Schlaefer said the team faced the challenges of getting Watson to respond quickly and accurately. Like its human competitors, the machine would have to strategize and decide when its confidence level was such that not offering an answer would be preferable to risking an incorrect answer.
Shima said getting computers to evaluate risk has always been a problem but one on which scientists have made steady progress.
Schlaefer can remember when it took a prototype 30 minutes to answer a question.
"That would have made boring 'Jeopardy!,'" he said.
Game show producers said Watson's scores on the qualification test, as well as its performance in 50 test matches against former champions last fall, suggested the matches will be anything but boring.
"We've gone from impressed to blown away," said executive producer Harry Friedman.
Although the computer can quickly sift through the vast stores of information programmers supplied it, Nyberg said Watson still lacks something its human competitors possess: a lifetime of collecting context while growing up in the real world.
"It's going to make some mistakes that will be real howlers," he predicted.
But if past is prologue, oddsmakers might want to take note of a prior man-vs.-machine match. When chess champion Garry Kasparov took on IBM's Deep Blue computer in 1997 -- another computer that boasted a number of CMU alums on the development team -- Kasparov lost.Additional Information:
On the Web
Click here to see Watson spar on YouTube.
Show commenting policy
TribLive commenting policy
You are solely responsible for your comments and by using TribLive.com you agree to our Terms of Service.

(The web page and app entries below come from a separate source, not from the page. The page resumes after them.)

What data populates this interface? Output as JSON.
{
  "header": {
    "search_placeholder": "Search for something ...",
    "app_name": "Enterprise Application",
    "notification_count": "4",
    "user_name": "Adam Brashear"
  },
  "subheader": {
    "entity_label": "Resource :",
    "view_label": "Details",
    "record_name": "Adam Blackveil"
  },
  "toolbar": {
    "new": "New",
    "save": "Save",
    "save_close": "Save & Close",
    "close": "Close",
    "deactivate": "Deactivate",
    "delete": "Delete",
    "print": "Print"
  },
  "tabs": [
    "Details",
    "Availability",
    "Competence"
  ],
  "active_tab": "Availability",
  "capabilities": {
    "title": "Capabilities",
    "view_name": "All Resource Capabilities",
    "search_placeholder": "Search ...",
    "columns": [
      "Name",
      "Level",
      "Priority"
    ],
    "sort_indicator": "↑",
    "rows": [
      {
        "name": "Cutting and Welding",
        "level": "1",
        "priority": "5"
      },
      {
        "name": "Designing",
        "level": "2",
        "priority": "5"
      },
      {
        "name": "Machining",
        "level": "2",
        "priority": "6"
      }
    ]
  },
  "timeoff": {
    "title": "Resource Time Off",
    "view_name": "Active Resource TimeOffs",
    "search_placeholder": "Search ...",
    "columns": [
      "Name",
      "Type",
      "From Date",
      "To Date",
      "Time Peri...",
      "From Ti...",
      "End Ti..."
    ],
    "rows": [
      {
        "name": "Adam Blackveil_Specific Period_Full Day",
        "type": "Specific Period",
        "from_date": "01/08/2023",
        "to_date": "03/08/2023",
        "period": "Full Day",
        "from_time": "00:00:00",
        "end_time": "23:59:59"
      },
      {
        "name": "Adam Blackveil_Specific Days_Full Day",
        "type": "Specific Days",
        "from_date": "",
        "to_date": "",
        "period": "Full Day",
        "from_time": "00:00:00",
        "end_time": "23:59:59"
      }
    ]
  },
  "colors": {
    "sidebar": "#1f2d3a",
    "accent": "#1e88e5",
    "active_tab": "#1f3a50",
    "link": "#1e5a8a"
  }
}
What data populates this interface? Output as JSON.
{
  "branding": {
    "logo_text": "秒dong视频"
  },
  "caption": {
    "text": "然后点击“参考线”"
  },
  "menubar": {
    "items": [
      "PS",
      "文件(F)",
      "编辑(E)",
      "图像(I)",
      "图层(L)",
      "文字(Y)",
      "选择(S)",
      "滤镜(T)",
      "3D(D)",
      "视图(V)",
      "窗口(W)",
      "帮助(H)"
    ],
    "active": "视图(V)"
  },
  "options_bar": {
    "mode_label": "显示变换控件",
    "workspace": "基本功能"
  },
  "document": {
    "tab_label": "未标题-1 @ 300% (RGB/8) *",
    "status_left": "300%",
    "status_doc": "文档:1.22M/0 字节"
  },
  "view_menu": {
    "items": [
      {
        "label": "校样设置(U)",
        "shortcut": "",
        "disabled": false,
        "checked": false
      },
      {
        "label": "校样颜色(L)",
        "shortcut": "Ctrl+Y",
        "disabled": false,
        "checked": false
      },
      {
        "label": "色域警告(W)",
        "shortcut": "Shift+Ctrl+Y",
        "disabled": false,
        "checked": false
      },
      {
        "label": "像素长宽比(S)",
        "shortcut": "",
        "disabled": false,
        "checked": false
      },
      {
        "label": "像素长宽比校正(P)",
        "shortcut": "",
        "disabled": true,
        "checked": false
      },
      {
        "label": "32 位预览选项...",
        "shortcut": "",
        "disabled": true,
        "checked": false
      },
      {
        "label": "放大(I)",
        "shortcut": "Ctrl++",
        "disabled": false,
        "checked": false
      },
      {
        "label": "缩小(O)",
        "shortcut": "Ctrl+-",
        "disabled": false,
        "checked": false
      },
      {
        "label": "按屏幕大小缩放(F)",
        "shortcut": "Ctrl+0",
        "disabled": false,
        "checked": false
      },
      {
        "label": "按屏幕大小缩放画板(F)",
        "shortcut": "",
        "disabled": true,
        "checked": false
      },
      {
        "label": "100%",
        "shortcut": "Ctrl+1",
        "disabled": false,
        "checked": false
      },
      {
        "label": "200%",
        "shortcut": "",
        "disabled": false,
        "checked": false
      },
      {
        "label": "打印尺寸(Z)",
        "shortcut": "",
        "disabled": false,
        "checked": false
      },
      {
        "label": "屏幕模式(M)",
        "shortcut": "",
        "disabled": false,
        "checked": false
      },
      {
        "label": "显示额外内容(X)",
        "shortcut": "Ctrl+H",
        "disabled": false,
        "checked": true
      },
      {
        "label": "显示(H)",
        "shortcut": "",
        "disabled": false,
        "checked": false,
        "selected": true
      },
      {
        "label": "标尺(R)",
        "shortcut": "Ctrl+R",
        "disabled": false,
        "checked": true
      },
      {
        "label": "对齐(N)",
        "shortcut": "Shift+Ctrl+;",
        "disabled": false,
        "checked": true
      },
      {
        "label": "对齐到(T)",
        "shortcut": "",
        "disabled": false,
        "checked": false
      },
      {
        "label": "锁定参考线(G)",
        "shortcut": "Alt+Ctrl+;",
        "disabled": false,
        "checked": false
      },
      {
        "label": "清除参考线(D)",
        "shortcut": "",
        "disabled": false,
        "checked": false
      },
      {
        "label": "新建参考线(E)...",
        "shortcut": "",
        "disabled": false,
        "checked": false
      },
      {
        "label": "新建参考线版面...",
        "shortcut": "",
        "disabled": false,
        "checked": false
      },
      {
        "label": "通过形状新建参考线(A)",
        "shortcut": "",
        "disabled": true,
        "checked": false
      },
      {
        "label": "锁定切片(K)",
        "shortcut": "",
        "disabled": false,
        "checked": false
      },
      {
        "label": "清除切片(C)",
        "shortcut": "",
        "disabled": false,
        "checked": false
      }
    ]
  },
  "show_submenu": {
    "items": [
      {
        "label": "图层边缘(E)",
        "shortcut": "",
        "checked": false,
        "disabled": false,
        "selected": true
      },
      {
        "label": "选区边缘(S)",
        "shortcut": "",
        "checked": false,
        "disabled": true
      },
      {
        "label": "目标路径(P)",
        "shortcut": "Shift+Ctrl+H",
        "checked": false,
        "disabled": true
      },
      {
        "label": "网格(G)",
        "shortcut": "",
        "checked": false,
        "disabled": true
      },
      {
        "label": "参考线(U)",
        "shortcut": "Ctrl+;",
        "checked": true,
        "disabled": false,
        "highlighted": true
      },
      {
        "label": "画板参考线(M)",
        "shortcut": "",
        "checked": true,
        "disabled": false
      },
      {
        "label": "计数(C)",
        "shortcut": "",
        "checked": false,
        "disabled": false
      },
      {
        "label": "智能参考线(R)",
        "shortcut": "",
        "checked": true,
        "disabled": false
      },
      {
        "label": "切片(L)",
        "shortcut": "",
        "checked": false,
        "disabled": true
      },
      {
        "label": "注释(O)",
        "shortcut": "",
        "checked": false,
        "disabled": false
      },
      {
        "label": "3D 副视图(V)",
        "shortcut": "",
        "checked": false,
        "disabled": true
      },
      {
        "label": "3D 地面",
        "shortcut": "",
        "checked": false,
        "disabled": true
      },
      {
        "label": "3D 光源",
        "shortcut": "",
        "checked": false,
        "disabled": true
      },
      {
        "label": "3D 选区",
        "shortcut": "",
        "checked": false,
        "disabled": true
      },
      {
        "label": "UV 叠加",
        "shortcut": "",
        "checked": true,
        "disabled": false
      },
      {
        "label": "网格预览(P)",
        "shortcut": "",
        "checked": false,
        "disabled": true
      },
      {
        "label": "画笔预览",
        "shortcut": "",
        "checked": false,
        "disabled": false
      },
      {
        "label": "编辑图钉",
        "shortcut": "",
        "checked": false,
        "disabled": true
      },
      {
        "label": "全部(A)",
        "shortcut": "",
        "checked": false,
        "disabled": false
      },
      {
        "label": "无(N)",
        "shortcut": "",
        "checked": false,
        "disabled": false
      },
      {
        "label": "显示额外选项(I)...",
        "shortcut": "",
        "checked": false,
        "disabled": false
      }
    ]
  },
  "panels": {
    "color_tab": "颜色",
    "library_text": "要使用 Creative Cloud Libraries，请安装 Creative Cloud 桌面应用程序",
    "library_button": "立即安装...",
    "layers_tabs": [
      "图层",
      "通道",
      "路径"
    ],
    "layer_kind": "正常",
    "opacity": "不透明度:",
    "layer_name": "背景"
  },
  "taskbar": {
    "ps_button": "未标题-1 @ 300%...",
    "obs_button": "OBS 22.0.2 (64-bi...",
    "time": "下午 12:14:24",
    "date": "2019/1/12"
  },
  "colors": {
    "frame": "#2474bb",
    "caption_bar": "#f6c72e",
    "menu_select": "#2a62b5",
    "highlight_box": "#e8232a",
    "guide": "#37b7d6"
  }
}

We moderate comments. Our goal is to provide substantive commentary for a general readership. By screening submissions, we provide a space where readers can share intelligent and informed commentary that enhances the quality of our news and information.
While most comments will be posted if they are on-topic and not abusive, moderating decisions are subjective. We will make them as carefully and consistently as we can. Because of the volume of reader comments, we cannot review individual moderation decisions with readers.
We value thoughtful comments representing a range of views that make their point quickly and politely. We make an effort to protect discussions from repeated comments either by the same reader or different readers.
We follow the same standards for taste as the daily newspaper. A few things we won't tolerate: personal attacks, obscenity, vulgarity, profanity (including expletives and letters followed by dashes), commercial promotion, impersonations, incoherence, proselytizing and SHOUTING. Don't include URLs to Web sites.
We do not edit comments. They are either approved or deleted. We reserve the right to edit a comment that is quoted or excerpted in an article. In this case, we may fix spelling and punctuation.
We welcome strong opinions and criticism of our work, but we don't want comments to become bogged down with discussions of our policies and we will moderate accordingly.
We appreciate it when readers and people quoted in articles or blog posts point out errors of fact or emphasis and will investigate all assertions. But these suggestions should be sent via e-mail. To avoid distracting other readers, we won't publish comments that suggest a correction. Instead, corrections will be made in a blog post or in an article.
- Pirates fall short at trade deadline
- Zappala disputes public safety director’s statement on police ID policy
- After years of lobbying, Big Ben has Steelers running the no-huddle
- Sunoco Logistics’ 300-mile pipeline dealt setback
- Spaling, Penguins agree to $4.4 million deal
- Shooting investigation leads to large marijuana grow in Monessen
- Steelers hold high hopes for pass defense
- Steelers notebook: Brown calls Sanders’ comments about Roethlisberger ‘terrible’
- Man who recruited the homeless to cash forged checks at PNC sentenced
- Back-to-class updates sought from schools
- Beloved teacher at 3 Western Pa. schools hears from students across nation